Celegene bought Abraxis BioScience for a $2.9B upfront payment (net of Abraxis' cash on hand). Provectus management has the expectation of at least a Celegene-Abraxis value for its acquisition by, say, Pfizer. Should Pfizer be willing to pay a 100% premium for Pfizer, Provectus' market capitalization must reach at least $1.45B, through regulatory clarity (the greater the better) and, more than likely, regional license deals, before Pfizer might consider bidding $2.9B for the company (using the Celgene-Abraxis example).
If Provectus seeks a $4B payment from Pfizer, the market cap must reach $2B.

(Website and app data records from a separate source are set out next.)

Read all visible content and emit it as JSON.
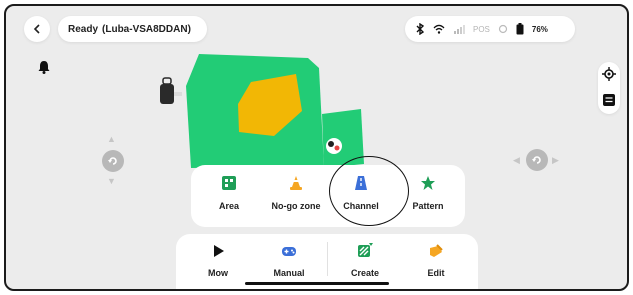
{
  "header": {
    "status": "Ready",
    "device_name": "(Luba-VSA8DDAN)",
    "pos_label": "POS",
    "battery_pct": "76%"
  },
  "create_menu": {
    "items": [
      {
        "label": "Area",
        "icon": "area-grid-icon"
      },
      {
        "label": "No-go zone",
        "icon": "cone-icon"
      },
      {
        "label": "Channel",
        "icon": "channel-road-icon"
      },
      {
        "label": "Pattern",
        "icon": "star-icon"
      }
    ]
  },
  "bottom_bar": {
    "items": [
      {
        "label": "Mow",
        "icon": "play-icon"
      },
      {
        "label": "Manual",
        "icon": "gamepad-icon"
      },
      {
        "label": "Create",
        "icon": "create-pattern-icon"
      },
      {
        "label": "Edit",
        "icon": "edit-icon"
      }
    ]
  },
  "colors": {
    "lawn": "#22cc76",
    "obstacle": "#f2b705",
    "accent_blue": "#3b6fd8",
    "star_green": "#1f9e57",
    "edit_orange": "#f5a623",
    "background": "#ececec"
  }
}
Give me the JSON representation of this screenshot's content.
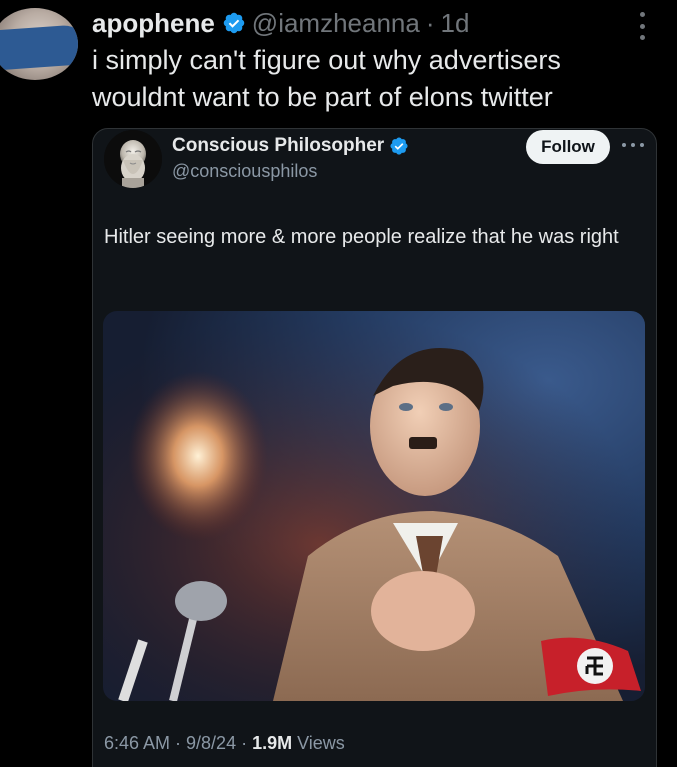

Peter utilizes Pfizer, when he discusses this Big Pharma, as a proxy for significantly increased Big Pharma interest in Provectus post-AACR. He also brings up Pfizer because of the recent focus on immunomodulatory agents and the company's joint patent application with Pfizer for these agents in combination with PV-10.
Pfizer is captivated by PV-10. Among a variety of other touch points and situations, Craig Eagle first engaged Provectus when he traveled to Australia for Dr. Agarwala's presentation preliminary MM Phase 2 trial data in November 2010. Pfizer and Dr. Eagle proffered a unique deal to Provectus that ultimately did not materialize. Craig joined the company's corporate advisory board in August 2011. The joint patent application worked its way through Pfizer in 2012 before being filed in October of that same year. Eric and Peter spent time with Dr. Eagle at ASCO 2013. Which brings us to this week, where topics of discussion and meetings include China.
There should be no doubt about Pfizer's interest in Provectus. Of course, there is no certainty that Pfizer will buy Provectus, or buy it at a Celgene-Abraxis-like valuation.
There also should be no doubt about other Big Pharma and Big Biotech's interest in the company as well. Of course, there is no certainty that any of these companies will buy Provectus, or buy it at a Celgene-Abraxis-like valuation.
Regulatory clarity awaits. Disbelief must be transformed.
There is, however, without a doubt, in front of your eyes, significant Big Pharma interest in Provectus.